By Jonathan Miller
hen it comes to meeting women in Italy, I'm the master. Keeping them is another story. I've struck out more times than the bottom half of the Chicago Cubs lineup. I've been dropped more times than Ali's opponents. I'm the anti-Ann Landers.
My love life is more of a healthy lesson in what not to do. For instance, of all the places to meet a woman in romantic Rome the Coliseum at night, the Villa Borghese in spring, the Trevi Fountain any time I pick up chicks on buses.

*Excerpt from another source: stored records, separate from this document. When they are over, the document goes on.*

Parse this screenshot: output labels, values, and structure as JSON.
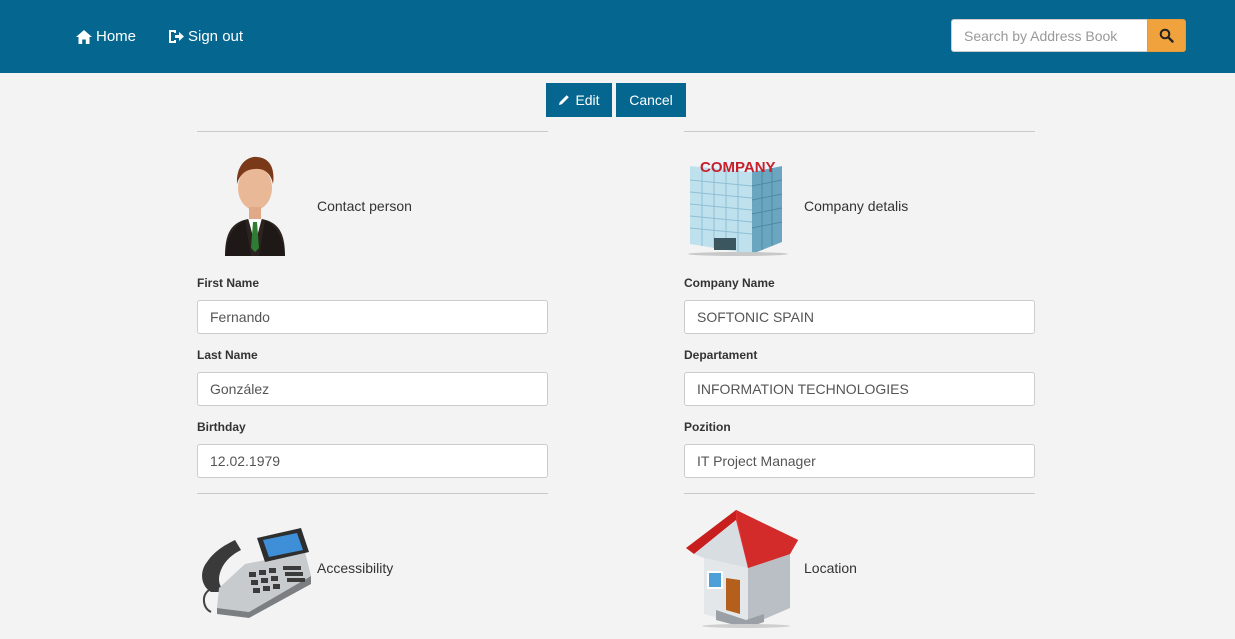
{
  "nav": {
    "home_label": "Home",
    "signout_label": "Sign out",
    "search_placeholder": "Search by Address Book"
  },
  "toolbar": {
    "edit_label": "Edit",
    "cancel_label": "Cancel"
  },
  "contact": {
    "title": "Contact person",
    "first_name": {
      "label": "First Name",
      "value": "Fernando"
    },
    "last_name": {
      "label": "Last Name",
      "value": "González"
    },
    "birthday": {
      "label": "Birthday",
      "value": "12.02.1979"
    }
  },
  "company": {
    "title": "Company detalis",
    "logo_text": "COMPANY",
    "company_name": {
      "label": "Company Name",
      "value": "SOFTONIC SPAIN"
    },
    "department": {
      "label": "Departament",
      "value": "INFORMATION TECHNOLOGIES"
    },
    "position": {
      "label": "Pozition",
      "value": "IT Project Manager"
    }
  },
  "accessibility": {
    "title": "Accessibility"
  },
  "location": {
    "title": "Location"
  },
  "colors": {
    "navbar": "#05678f",
    "accent": "#f0a23c",
    "background": "#f3f3f3"
  }
}
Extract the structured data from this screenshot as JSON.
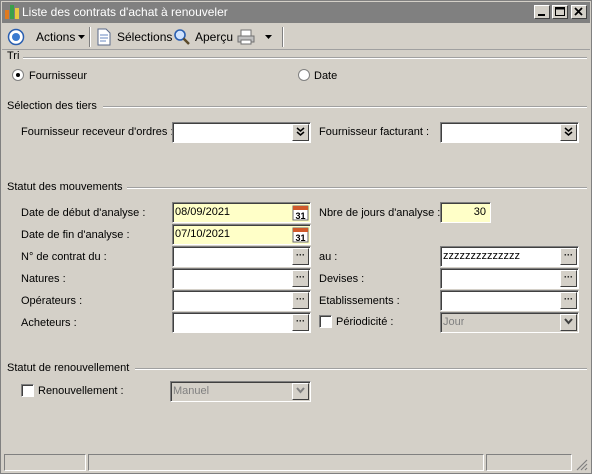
{
  "window": {
    "title": "Liste des contrats d'achat à renouveler"
  },
  "toolbar": {
    "actions_label": "Actions",
    "selections_label": "Sélections",
    "apercu_label": "Aperçu"
  },
  "tri": {
    "title": "Tri",
    "option_fournisseur": "Fournisseur",
    "option_date": "Date",
    "selected": "Fournisseur"
  },
  "tiers": {
    "title": "Sélection des tiers",
    "fournisseur_receveur_label": "Fournisseur receveur d'ordres :",
    "fournisseur_receveur_value": "",
    "fournisseur_facturant_label": "Fournisseur facturant :",
    "fournisseur_facturant_value": ""
  },
  "mouvements": {
    "title": "Statut des mouvements",
    "date_debut_label": "Date de début d'analyse :",
    "date_debut_value": "08/09/2021",
    "date_fin_label": "Date de fin d'analyse :",
    "date_fin_value": "07/10/2021",
    "nbre_jours_label": "Nbre de jours d'analyse :",
    "nbre_jours_value": "30",
    "calendar_day": "31",
    "contrat_du_label": "N° de contrat du :",
    "contrat_du_value": "",
    "au_label": "au :",
    "au_value": "zzzzzzzzzzzzzz",
    "natures_label": "Natures :",
    "natures_value": "",
    "devises_label": "Devises :",
    "devises_value": "",
    "operateurs_label": "Opérateurs :",
    "operateurs_value": "",
    "etablissements_label": "Etablissements :",
    "etablissements_value": "",
    "acheteurs_label": "Acheteurs :",
    "acheteurs_value": "",
    "periodicite_label": "Périodicité :",
    "periodicite_value": "Jour",
    "periodicite_checked": false
  },
  "renouvellement": {
    "title": "Statut de renouvellement",
    "renouvellement_label": "Renouvellement :",
    "renouvellement_checked": false,
    "mode_value": "Manuel"
  },
  "colors": {
    "title_bar": "#808080",
    "date_fill": "#ffffc8",
    "face": "#d4d0c8"
  }
}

The air is dank, the floor sticky, like a four-wheeled fraternity house. Needless to say, these rolling welfare lines aren't the most romantic venues in the Eternal City. But sometimes, when I see a pretty girl bouncing and swaying in an orange plastic seat, it's just too hard to pass up.

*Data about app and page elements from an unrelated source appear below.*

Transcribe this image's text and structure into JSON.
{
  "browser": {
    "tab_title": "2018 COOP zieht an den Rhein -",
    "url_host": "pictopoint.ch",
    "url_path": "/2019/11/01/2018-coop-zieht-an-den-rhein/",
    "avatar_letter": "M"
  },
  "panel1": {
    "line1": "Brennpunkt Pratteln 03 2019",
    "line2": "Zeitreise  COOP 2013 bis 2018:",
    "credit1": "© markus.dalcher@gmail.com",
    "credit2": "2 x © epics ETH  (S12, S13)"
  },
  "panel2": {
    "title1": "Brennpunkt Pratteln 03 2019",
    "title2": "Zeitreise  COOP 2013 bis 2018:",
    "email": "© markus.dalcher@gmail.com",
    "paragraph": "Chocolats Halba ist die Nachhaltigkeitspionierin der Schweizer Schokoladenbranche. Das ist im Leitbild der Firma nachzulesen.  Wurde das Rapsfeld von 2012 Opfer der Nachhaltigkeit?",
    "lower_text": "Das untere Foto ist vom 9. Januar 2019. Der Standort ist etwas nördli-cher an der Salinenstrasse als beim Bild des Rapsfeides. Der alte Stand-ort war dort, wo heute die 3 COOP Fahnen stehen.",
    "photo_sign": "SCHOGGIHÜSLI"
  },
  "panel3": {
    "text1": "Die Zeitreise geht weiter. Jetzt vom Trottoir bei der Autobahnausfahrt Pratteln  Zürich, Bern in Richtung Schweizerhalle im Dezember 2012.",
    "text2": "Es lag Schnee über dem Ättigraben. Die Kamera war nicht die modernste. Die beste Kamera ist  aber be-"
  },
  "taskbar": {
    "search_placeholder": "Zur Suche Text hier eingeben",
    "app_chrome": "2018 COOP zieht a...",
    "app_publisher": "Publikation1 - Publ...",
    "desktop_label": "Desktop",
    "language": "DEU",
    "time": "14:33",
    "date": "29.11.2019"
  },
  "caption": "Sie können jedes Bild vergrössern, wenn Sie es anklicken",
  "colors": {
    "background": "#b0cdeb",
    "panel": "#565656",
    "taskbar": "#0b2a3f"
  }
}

Take Jacky (I mean it). A few weeks ago I spied this American beauty on the 85, sneaking sips of a cheap bottle of white wine while laughing with her English-speaking friends on the way to a pub.
When I hear a pretty girl speaking English, it's like an alarm goes off.

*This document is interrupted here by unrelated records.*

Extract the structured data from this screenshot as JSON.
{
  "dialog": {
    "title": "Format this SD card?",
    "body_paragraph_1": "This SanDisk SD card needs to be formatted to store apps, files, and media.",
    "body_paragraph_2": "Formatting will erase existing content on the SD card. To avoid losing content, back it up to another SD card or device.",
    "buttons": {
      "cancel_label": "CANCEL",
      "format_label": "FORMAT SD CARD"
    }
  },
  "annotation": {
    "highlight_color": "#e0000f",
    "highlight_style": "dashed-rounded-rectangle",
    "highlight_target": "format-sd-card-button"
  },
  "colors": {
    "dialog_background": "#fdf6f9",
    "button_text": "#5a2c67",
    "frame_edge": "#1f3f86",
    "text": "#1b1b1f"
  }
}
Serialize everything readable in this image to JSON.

"I have a chance with this girl!" I always think.
I ambled over and asked, simply, "Where are you from?"
This has quickly become my best pickup line in Rome. One, it implies that I speak English, which is refreshing to hear for an underpaid English teacher whose Italian language skills are limited to shedding crocodile tears when the bus agent asks to see a ticket. "Non hablo Italiano, non hablo Italiano!"
Two, from my hearty accent, it shows that I am an American, a beacon of light for a stranger in a strange land, a taste of home.
Immediately, Jacky and I hit it off, getting into the Yankees and Red Sox (it's spring training after all), how we miss Mexican food and, my personal favorite, the "Oh, you don't have a work visa either?"
Really, the only thing we have in common is that we are Americans, but when you're scraping by on a few euro an hour in a foreign country, that's enough. I meet her and her friends later at some sweaty pub.
She has already downed a significant amount of rum and coke, which she refers to in a worldly tone as "Cuba Libros." We talk for an hour, touching, laughing, and dropping the occasional hand on the leg. I am really starting to like this lively, lovely, slightly drunk ball of energy I'm sitting next to. Then, in a flash, she gets a serious face and says, "I can't do this."
"I can't do this," is usually the line in a movie where the secretary rebuffs the sexual advance of her boss, or some other equally heavy situation. I'm surprised to hear it after an hour of harmless banter.
"I have a boyfriend. Well he's not really my boyfriend, but we're kind of dating. Well, we used to, like, be together, but then I cheated on him and we broke up. But one day he called me and we, like, started talking again and I think I love him but the problem is that he is Italian and I don't speak Italian and it's really hard and you are like so cute and American and I miss being able to talk about American things and you are so totally my type but I think I love him, but we can't talk or ever really communicate with each other and...."
Jacky continued but I'd tuned out. If we were eating a meal at a quiet restaurant, this would be the moment when I raise my hand to the waiter and call out, "Check, please!"
I'm disappointed, but probably don't show it. I look like a Cubs fan on the last day of the season. We lost again, but really, I'm used to it by now. I politely excuse myself, and do the only thing I can think of. I go home on a bus.
In many small Italian towns, you still learn about death in one way only, by writing on a wall.
Zeroing in on "dying" towns is a guilty pleasure for Italian story-hunters, but life in one is another story.
A sublet apartment can give you a window into another woman's soul, until you feel like closing it.
Returning to college after a 10-year hiatus can be a jolt, all the more so when you land at Columbia.
The failure of a Starbucks race relations campaign should call attention to a Feltrinelli success.
More First Person